At the end of our meal, the blueberry cornmeal crumble with chévre gelato called to me. Literally a bed of crumbles topped with warmed blueberries, this was a dessert that had been deconstructed to be put back together in a fresh way. The sharpness of the goat cheese in the gelato was a shocking complement. Next came the polenta-peach cake with cream, dense with the sweetness of the corn equal to that of the peaches. Both desserts were creative and a little savory, and they showcased the end-of-summer fruit well.
Walking into Grace one night a couple of weeks later for dinner, I was impressed by the flowers, maroonish-black calla lilies fanned out at the entry and purple gerber daisies perched in modern bud vases on the tables. We sat down and noticed that the menu, as promised, already featured many new dishes just a couple of weeks after we first visited.
We were offered still, sparkling, or tap water; two bottled waters were Italian, and in the spirit of indulgence, I chose one to try. Surprisingly, it did taste somewhat different from our good Memphis tap even to skeptical me. Our first appetizer, quiche with bianco sottobosco cheese and créme fraiche, was topped with sun-dried tomato butter that slowly melted over the crusty top. The second appetizer I tried was simply called "tomatoes." They were fried green tomatoes, crisp and smooth, served with Bonnie Blue Farms chévre and a spiced pecan sorghum emulsion. All of the flavors — the creamy cheese, the acidity of the green tomatoes, and the slight sweetness of the dish — came together perfectly.
For my entrée, I selected a pairing of moulard duck breast and Arkansas quail, both of which were accompanied by caramelized acorn squash risotto, white balsamic gastrique, and a bit of duck prosciutto thrown in for good measure. I appreciated the reasonable-portion sizes at Grace; everything's arranged so colorfully, deliberately, and prettily in the center of the plate that it's almost a shame to disrupt it. My companion's choice of entrée was a smooth, creamy tomato polenta accompanied by farmers market ratatouille, with zucchini, squash, onions, and tomatoes minutely and painstakingly diced, and a garnish of dark, roasted caramelized onions redolent of coffee and chocolate. I was so happy to be focused on the play of flavors, textures, and combinations without feeling stuffed, and I think that's one of the high points of my meals at Grace. It isn't only about eating; it's about elevating the experience of eating, and it makes each dish seem like a revelation.
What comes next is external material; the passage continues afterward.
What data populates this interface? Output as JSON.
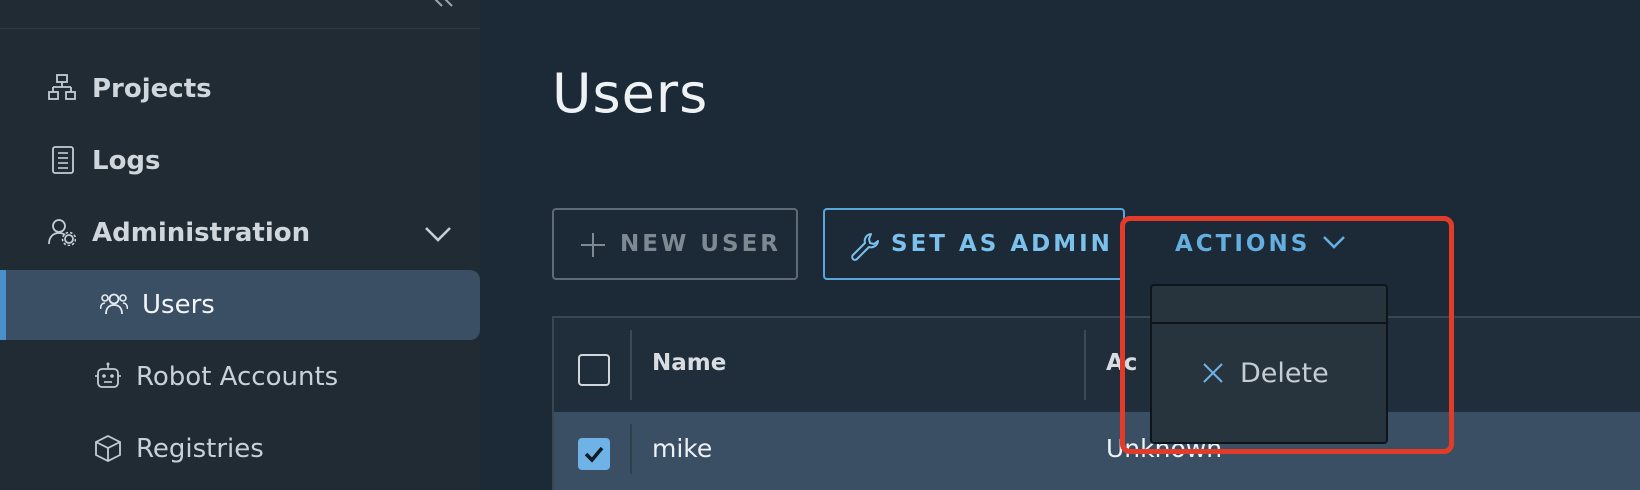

For dessert, we chose the profiteroles with chocolate ganache served in a tiny pitcher and vanilla bean gelato on the side. Crisp and flaky, the profiteroles had a homespun and handmade appearance; the ganache and the gelato were there to hit the sweet notes. We also tried a brioche and banana bread pudding soufflé with a peanut butter cream sauce; as we watched in anticipation, our server gently cracked the souffle with a spoon and poured the sauce over the entirety of it.
Service at Grace is brisk, efficient, and focused. During both lunch and dinner, I took note of the servers' attention to detail: Water glasses are promptly refilled, my napkin was folded and placed on the back of my seat when I returned to it, and the menu recommendations came across as honest and knowledgeable.
Frankly, it is a privilege to have this gift of a restaurant right here in Memphis. I find myself so impressed with the sensibility — a mix of local, detail-driven, and Southern cuisine by way of French technique comes to mind — that is embodied by Grace. I reveled in my unexpected, newfound love for each dish I tried during my visits. Fortunately or unfortunately, it's dulled every other experience I have had dining out in the meantime. The meals I enjoyed at Grace made one thing clear: The vast distance between like and love has never been more certain.